By Lynn Acquafondata
Would you like something in your life to change? Are you hoping for improved communication or a better relationship with your partner, children or parents? For better health? To complete a project? To identify a new focus? To feel more connected to other people or to God? For more motivation?
There are always things in my life that I want to change. Sometimes these are big things, but more often they are smaller day to day aspirations.
I regularly set personal goals to make the changes I hope for. Often I achieve the goals. Sometimes I fail. It is in large part from the failures that I have learned how to set achievable goals.
Here are the steps I use in setting goals for myself, and in setting goals with those who come to me for counseling, whether they seek personal, family or congregational counseling. The basic techniques are the same. Sometimes the time frames are different depending on the situation.
1) Identify what is working well in your life and what you are struggling with. What would you like to be different? It can be helpful to set a goal to overcome a difficulty, but sometimes it can be equally or even more effective to set a goal to expand on aspects of your life that are working well.

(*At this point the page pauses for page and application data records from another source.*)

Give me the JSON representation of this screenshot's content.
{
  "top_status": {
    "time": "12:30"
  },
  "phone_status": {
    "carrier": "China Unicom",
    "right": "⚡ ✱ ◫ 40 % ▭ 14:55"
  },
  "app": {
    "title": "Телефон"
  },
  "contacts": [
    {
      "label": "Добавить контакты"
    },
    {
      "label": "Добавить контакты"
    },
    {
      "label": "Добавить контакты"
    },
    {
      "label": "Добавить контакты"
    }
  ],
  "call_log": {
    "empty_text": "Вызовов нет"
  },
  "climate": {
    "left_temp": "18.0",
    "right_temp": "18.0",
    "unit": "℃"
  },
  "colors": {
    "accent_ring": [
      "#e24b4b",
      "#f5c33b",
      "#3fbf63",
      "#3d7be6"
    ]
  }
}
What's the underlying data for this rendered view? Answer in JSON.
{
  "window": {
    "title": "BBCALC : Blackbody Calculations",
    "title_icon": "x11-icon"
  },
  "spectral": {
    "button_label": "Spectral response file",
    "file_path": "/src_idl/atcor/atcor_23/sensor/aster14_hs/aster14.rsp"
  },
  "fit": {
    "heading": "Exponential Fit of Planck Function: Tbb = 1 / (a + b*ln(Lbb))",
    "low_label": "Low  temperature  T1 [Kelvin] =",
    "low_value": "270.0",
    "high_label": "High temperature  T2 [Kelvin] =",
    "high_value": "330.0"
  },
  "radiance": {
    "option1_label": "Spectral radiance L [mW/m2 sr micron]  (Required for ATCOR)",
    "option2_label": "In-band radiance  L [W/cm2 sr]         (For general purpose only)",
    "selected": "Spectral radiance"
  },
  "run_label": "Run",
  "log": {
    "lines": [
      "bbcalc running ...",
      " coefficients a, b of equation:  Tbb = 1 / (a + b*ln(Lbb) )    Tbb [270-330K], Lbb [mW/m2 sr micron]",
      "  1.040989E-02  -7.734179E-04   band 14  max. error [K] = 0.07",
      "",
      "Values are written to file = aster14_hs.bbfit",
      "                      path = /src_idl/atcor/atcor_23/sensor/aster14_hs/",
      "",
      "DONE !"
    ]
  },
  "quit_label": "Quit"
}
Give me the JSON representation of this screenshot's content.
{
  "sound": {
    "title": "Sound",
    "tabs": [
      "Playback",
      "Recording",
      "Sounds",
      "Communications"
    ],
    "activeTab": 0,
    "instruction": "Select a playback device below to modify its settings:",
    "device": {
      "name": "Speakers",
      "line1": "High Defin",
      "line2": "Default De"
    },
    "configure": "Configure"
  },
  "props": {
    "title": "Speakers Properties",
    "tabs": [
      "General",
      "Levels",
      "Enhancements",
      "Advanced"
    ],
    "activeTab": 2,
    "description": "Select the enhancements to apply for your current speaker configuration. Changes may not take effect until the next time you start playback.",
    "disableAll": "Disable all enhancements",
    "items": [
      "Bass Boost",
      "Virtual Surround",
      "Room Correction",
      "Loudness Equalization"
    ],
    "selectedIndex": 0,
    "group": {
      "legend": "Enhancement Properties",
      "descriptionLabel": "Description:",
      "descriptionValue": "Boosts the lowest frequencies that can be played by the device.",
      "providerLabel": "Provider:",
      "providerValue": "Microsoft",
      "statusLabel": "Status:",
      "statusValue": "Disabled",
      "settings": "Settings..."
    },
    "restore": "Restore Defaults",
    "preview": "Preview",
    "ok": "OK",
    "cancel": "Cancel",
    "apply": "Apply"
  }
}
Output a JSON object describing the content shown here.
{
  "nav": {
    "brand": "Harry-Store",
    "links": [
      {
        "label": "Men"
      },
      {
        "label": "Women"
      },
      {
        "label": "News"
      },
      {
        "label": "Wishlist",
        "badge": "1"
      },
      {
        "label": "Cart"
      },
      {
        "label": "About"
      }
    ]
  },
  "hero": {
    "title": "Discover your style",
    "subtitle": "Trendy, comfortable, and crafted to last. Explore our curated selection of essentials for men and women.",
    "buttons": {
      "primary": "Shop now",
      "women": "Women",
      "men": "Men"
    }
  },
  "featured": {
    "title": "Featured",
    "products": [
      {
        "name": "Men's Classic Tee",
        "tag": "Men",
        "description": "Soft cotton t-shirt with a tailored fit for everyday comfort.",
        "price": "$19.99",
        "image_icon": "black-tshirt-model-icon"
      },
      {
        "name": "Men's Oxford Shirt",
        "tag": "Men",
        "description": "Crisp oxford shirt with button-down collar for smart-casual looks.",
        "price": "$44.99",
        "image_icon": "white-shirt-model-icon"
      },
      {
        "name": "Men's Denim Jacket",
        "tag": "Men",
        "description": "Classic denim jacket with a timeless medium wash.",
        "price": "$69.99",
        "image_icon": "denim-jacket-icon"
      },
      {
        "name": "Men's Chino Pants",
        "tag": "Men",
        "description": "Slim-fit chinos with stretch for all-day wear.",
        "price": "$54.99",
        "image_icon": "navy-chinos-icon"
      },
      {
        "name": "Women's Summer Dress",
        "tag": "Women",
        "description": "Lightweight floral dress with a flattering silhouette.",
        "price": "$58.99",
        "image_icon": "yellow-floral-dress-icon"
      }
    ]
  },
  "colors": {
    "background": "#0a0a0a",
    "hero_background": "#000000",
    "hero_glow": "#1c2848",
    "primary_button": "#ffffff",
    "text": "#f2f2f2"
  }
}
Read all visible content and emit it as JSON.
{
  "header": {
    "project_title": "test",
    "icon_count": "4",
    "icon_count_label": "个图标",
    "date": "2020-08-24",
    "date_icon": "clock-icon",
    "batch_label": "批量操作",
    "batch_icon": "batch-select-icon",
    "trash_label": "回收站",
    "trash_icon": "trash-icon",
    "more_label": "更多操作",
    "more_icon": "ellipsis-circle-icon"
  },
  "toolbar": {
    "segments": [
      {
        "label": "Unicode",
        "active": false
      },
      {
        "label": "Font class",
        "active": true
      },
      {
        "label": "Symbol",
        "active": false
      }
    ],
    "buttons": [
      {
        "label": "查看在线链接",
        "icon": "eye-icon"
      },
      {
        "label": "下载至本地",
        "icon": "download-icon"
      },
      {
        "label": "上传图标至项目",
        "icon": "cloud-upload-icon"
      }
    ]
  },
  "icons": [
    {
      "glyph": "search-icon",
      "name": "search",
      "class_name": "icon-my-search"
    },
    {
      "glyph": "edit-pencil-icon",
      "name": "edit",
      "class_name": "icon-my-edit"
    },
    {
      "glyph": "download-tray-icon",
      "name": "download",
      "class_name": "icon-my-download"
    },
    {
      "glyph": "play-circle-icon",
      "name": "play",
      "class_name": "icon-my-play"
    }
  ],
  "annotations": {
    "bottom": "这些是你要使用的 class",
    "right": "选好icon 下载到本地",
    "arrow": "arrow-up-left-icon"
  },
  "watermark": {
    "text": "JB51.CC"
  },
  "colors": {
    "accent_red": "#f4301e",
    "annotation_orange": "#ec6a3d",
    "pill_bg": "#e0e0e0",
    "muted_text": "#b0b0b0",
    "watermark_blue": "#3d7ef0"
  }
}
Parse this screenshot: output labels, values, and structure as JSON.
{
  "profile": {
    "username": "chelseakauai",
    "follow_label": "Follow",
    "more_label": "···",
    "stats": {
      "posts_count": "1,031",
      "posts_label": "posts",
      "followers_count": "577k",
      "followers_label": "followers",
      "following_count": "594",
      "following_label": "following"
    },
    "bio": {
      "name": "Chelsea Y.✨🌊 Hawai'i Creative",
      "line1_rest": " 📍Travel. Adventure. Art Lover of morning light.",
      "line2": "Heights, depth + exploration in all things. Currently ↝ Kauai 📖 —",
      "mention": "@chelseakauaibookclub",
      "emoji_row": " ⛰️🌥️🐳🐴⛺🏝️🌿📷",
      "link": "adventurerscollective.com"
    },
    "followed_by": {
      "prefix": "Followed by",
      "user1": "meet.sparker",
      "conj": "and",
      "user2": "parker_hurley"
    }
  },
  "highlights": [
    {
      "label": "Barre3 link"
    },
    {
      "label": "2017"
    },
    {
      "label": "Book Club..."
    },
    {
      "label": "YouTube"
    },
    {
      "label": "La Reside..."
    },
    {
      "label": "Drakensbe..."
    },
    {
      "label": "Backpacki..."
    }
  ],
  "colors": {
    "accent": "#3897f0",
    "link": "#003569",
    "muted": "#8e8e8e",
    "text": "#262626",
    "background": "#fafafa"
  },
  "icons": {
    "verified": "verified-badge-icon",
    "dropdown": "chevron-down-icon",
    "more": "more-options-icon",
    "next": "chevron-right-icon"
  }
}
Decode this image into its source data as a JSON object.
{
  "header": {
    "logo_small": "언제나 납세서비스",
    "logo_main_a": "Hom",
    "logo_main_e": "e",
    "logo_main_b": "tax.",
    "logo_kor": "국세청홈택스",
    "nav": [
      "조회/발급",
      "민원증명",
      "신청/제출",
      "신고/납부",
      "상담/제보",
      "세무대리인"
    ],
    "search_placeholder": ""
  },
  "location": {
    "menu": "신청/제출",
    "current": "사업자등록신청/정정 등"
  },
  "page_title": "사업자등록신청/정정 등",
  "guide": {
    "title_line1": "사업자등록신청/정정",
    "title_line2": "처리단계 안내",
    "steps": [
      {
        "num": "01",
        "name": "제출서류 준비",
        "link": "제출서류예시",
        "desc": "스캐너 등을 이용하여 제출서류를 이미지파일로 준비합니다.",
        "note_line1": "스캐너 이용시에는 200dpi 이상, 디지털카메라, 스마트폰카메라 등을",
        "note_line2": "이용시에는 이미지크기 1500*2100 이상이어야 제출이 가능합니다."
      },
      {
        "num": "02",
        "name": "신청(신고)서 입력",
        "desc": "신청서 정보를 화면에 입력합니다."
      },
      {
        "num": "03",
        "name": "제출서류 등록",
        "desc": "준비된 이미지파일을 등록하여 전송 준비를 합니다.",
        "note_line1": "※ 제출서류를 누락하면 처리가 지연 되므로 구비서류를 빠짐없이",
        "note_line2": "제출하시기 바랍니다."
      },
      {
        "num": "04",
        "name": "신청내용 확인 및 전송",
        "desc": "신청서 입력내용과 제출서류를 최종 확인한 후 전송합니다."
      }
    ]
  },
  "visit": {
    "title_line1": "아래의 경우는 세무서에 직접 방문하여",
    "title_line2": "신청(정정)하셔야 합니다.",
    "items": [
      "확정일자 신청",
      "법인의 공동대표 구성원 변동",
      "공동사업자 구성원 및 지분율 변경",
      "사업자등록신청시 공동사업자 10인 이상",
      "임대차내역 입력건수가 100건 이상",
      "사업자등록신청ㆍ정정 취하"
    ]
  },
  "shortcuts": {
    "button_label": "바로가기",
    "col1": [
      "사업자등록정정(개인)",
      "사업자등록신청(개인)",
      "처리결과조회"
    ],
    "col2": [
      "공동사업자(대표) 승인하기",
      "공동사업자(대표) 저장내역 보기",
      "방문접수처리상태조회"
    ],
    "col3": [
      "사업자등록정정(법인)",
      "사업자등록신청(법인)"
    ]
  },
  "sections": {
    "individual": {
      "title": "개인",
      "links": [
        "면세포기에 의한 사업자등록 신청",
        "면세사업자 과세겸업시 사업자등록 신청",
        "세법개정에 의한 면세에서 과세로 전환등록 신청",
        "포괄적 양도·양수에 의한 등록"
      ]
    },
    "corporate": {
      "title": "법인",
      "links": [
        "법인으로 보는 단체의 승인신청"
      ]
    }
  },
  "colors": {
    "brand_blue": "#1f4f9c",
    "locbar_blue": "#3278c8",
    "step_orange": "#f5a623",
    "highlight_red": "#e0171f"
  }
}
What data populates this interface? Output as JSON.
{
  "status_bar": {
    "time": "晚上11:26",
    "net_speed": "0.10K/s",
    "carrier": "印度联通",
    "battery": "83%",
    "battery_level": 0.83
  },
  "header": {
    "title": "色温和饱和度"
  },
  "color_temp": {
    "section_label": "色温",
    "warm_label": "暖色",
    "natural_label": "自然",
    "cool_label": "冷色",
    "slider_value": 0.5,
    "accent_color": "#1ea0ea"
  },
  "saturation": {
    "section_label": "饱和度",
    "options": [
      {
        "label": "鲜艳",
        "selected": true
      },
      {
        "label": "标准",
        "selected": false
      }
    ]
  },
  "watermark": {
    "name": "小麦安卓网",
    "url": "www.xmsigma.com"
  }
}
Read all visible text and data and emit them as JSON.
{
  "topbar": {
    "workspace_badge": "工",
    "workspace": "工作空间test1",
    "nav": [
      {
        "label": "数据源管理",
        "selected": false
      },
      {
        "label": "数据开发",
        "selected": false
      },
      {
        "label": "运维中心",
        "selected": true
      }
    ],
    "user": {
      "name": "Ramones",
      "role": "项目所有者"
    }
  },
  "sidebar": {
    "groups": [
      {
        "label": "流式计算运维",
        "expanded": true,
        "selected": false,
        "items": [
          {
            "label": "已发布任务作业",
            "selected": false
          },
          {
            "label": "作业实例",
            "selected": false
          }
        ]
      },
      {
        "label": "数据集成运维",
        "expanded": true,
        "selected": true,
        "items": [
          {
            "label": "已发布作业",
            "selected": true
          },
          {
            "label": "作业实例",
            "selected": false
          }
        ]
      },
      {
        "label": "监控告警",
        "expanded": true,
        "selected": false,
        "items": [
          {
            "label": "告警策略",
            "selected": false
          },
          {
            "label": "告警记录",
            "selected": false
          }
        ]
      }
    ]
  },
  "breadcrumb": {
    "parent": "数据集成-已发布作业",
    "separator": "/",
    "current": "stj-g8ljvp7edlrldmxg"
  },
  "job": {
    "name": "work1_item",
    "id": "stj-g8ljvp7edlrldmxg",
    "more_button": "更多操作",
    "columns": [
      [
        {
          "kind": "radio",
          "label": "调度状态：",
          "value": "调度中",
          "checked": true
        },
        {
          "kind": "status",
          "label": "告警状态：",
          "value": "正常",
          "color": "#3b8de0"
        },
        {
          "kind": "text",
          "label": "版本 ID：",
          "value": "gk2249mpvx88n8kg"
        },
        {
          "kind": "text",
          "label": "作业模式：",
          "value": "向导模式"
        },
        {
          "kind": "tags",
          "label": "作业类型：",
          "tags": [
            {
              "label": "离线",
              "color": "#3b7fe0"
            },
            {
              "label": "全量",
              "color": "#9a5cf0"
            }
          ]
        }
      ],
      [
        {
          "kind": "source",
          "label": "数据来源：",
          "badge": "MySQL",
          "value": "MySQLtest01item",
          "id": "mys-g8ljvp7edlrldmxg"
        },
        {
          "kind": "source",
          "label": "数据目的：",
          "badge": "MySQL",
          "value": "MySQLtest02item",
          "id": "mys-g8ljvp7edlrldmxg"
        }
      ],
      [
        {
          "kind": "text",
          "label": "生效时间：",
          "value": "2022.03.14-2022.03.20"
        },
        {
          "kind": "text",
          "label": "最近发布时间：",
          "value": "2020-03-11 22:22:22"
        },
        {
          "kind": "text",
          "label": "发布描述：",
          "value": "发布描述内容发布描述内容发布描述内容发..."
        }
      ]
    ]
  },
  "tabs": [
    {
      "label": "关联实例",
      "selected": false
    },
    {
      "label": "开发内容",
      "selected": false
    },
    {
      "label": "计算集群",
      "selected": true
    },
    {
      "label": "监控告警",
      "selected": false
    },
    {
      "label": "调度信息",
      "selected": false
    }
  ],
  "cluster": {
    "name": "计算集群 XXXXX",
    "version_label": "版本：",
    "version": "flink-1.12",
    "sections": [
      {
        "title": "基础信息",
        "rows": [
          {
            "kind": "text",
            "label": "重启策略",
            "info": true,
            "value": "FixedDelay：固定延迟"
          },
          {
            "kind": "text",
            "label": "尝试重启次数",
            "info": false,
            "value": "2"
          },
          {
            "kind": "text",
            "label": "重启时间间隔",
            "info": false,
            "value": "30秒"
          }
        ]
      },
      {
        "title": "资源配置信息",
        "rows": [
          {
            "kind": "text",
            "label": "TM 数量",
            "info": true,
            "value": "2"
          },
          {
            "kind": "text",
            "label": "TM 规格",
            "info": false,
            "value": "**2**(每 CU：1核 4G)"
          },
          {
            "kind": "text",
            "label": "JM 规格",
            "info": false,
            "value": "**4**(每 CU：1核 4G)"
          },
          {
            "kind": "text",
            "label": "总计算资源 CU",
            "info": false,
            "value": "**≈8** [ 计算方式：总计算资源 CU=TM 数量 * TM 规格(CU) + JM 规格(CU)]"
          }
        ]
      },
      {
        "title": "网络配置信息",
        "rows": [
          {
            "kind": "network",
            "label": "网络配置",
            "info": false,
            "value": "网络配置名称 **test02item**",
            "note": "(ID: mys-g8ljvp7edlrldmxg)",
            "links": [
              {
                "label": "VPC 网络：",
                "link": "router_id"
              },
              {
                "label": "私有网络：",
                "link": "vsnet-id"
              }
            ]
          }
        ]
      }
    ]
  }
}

2) Choose a goal wisely. But remember if you don’t achieve this particular goal, you may only need to shift the focus of the goal slightly to make it more attainable. I will give examples throughout the article.
3) Make the goal you have chosen specific and realistic. For example, many people at one time or another strive to lose weight. “I want to lose weight” is a vague goal which makes it hard to accomplish. “My goal is to lose 10 pounds in two months,” is specific, and it is not over- or under-ambitious.
The same method can be used with goals that are harder to measure, such as improving a relationship. Imagine what life would be like if that relationship were better and put those specifics into your goal. For example, “Within two months I will feel less stressed in my interactions with (my partner, child, parent, sibling, boss, co-worker) and I will smile more often when I am with him or her.” That’s specific and measurable.
An example of a goal aimed at building on strengths would be: “Within two months I will be spending more time with friends and family whose company I enjoy, and less time with people who trigger negative reactions in me.”
4) Take your goal and identify all the factors that are associated with it. Aim for five factors. For example factors that might be related to weighing too much are: eating too many snacks, being lonely, not exercising, being bored, feeling stressed. Choose three of these factors as subgoals.
5) Pick one of the subgoals to focus on during the first week and write the subgoal in specific terms. Identify three things you can do to meet that subgoal. For example: “I will eat fewer and healthier snacks this week.” To achieve this I will:
Work on this subgoal for a whole week. At the end of the week assess your progress. Have you achieved this subgoal? Has it helped with your main goal?
If you have been successful, continue with this subgoal and consider adding another subgoal using the same process.
If you have not been successful, or have only been moderately successful don’t get upset with yourself. Sometimes it only takes some modification to make a subgoal work.
Strategies to achieve this subgoal.
Time frame. Sometimes smaller time frames lead to more success. For example you could set daily subgoals.
Measuring system. Often I find it helpful to write up a list of objectives and check off items each day after I accomplish them.
If a subgoal isn’t working at all after two weeks or doesn’t seem to get you any closer to your main goal, move to one of the other subgoals during the third week.
6) Focus on the larger goal only once a week. Focus mostly on the subgoals which are broken down into smaller, achievable actions. Once a week, assess whether this subgoal is indeed a good way to achieve the larger goal.
7) Make sure to congratulate and affirm yourself when you are successful in achieving subgoals even if you have a long way to go before you achieve the main goal.
Here is an example of breaking down a relational problem into achievable subgoals.
Let’s say the main goal is: “Within two months I will be spending more time with friends and family whose company I enjoy, and less time with people who trigger negative reactions in me.”
What are the factors that prevent you from spending time with people whose company you enjoy? You might identify factors as: responsibilities I have involving the negative people, guilt when I don’t spend time with the negative people, the people I enjoy live at a distance or have different schedules than me, feeling like I don’t deserve to be happy….
Achieving some of these subgoals might involve counseling or the use of positive self-talk. Others might involve expanding your thinking and trying to do some things differently. For example, if the people you most enjoy live at a distance, you could try getting involved in an activity you enjoy locally with the goal of meeting people who share your enthusiasm for this activity, or you could try talking by phone more often to the people who live at a distance.
Goals can be achieved in manageable chunks, and it often takes adjusting and reassessing strategies to achieve the subgoals. Don’t give up, just keep thinking of different angles and approaches until you find what works best for you.